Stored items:
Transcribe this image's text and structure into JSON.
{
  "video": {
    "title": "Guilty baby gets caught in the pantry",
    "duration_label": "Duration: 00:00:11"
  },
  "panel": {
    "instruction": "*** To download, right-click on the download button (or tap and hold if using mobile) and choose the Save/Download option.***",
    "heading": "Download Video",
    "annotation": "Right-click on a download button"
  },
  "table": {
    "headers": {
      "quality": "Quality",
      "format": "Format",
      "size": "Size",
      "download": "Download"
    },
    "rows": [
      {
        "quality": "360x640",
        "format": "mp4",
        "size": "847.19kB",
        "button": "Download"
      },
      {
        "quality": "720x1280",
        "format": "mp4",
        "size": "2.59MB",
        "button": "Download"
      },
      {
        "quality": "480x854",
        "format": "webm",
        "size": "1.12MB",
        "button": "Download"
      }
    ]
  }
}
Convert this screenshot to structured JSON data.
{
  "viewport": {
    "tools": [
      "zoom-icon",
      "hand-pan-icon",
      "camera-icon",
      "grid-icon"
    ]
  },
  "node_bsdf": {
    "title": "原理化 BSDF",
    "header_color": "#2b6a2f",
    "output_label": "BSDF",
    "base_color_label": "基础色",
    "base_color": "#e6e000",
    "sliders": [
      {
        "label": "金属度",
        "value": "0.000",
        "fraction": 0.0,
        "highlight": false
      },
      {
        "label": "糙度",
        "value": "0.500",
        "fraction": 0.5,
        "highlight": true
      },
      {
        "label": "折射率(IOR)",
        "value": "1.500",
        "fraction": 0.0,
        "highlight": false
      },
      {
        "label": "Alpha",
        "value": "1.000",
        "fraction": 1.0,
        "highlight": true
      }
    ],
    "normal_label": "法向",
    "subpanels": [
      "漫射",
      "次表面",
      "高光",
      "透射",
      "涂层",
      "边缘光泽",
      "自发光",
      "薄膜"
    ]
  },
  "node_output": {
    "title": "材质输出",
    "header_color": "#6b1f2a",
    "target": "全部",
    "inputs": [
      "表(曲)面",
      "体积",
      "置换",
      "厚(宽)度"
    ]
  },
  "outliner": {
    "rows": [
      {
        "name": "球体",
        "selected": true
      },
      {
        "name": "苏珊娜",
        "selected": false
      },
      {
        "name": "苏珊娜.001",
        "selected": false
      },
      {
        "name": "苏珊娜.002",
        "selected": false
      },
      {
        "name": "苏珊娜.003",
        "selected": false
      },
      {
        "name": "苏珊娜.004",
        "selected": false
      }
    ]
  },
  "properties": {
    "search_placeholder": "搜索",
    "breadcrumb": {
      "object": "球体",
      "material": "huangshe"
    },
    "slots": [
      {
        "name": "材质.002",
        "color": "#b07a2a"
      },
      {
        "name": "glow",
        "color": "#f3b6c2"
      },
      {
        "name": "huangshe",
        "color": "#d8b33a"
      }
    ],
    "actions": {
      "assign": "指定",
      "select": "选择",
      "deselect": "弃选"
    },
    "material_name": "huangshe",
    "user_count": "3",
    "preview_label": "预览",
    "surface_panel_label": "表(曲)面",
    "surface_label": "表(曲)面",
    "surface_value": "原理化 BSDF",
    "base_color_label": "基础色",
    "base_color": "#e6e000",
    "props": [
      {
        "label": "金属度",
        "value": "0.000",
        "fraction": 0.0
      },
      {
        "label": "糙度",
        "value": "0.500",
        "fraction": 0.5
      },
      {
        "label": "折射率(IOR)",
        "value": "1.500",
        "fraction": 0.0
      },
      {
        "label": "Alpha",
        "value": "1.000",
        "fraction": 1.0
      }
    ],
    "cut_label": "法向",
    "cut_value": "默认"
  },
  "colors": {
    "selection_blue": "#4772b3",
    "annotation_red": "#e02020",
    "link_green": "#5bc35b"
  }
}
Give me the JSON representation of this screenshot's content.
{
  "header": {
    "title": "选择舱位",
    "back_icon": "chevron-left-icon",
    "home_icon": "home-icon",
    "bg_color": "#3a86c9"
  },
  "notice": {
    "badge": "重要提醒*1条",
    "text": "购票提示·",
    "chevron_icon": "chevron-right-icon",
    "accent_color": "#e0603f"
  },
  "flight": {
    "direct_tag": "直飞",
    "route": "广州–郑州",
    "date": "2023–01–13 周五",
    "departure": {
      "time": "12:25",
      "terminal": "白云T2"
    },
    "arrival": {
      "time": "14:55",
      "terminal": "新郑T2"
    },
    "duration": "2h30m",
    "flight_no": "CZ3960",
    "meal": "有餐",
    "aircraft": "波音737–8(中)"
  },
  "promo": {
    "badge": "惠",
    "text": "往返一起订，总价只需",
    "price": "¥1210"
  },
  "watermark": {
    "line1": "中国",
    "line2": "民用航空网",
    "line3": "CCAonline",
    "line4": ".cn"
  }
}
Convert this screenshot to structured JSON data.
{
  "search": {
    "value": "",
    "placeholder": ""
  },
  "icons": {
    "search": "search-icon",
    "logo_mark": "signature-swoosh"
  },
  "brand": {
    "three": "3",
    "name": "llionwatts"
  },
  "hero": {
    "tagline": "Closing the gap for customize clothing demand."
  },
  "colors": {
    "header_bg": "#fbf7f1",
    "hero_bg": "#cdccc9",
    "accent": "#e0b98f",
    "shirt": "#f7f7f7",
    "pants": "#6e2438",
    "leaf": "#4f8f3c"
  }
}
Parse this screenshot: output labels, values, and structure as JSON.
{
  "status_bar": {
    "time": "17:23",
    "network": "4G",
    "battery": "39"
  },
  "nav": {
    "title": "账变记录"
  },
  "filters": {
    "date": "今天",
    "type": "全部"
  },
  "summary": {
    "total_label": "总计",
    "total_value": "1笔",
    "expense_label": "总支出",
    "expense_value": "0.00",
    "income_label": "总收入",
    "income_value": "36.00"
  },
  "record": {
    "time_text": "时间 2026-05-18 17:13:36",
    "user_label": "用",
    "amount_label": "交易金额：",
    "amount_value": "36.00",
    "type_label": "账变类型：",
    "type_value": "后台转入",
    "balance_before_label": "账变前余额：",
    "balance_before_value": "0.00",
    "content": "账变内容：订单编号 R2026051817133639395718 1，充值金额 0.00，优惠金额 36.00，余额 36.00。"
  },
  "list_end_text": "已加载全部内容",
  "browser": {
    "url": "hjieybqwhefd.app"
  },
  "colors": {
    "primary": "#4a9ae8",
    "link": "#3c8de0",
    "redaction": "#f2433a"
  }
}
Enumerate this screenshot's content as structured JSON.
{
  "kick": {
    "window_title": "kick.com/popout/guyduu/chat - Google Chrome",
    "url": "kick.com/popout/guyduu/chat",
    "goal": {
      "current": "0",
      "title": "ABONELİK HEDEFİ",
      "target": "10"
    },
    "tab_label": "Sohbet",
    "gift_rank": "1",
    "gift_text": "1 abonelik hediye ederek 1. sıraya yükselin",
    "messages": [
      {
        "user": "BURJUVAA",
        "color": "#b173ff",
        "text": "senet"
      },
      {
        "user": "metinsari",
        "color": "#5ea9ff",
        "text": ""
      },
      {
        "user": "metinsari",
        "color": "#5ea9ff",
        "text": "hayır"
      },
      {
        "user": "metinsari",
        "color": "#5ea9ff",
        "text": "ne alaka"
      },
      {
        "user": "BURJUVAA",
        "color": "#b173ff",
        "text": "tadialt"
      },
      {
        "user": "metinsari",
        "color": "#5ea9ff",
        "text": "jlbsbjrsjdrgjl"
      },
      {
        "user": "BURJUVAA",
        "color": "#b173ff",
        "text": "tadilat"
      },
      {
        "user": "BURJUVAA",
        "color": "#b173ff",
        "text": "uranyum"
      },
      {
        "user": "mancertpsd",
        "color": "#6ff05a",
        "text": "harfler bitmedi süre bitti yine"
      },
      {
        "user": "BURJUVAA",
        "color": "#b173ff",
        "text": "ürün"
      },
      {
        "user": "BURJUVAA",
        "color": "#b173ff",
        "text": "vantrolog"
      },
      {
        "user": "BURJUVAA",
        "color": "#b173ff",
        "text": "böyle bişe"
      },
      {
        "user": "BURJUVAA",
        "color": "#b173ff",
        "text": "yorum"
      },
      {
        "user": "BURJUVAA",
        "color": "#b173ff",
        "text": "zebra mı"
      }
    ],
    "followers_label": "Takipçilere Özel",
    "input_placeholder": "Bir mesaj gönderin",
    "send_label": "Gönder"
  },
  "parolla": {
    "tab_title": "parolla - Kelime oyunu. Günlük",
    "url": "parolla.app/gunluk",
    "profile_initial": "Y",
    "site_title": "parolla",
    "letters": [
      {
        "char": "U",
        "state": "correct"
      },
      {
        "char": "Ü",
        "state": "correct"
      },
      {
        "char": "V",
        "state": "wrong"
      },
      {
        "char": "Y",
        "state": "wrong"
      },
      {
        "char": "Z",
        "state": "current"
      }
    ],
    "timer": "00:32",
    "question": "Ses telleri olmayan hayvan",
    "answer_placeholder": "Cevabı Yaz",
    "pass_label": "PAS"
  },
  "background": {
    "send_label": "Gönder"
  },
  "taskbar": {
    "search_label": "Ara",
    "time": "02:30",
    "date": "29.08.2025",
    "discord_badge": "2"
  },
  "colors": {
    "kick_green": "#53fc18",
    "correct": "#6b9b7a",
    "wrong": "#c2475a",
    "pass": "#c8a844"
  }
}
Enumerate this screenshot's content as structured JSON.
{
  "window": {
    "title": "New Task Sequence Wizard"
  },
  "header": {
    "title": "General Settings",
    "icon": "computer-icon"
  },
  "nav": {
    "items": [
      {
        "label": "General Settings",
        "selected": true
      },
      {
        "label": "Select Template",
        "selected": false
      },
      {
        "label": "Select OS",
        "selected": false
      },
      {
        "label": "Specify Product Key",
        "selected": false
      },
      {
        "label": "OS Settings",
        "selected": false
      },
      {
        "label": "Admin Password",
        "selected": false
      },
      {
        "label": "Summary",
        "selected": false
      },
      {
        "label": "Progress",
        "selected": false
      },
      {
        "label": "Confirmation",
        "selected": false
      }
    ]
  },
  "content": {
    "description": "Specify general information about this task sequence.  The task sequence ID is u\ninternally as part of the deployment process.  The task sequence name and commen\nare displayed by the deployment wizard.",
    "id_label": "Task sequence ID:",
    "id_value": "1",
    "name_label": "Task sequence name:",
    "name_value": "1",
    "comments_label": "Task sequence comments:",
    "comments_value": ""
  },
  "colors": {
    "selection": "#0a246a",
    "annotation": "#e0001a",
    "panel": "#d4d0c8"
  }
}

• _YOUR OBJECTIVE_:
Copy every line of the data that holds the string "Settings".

• _EXERCISE ANSWER_:
    "title": "General Settings",
        "label": "General Settings",
        "label": "OS Settings",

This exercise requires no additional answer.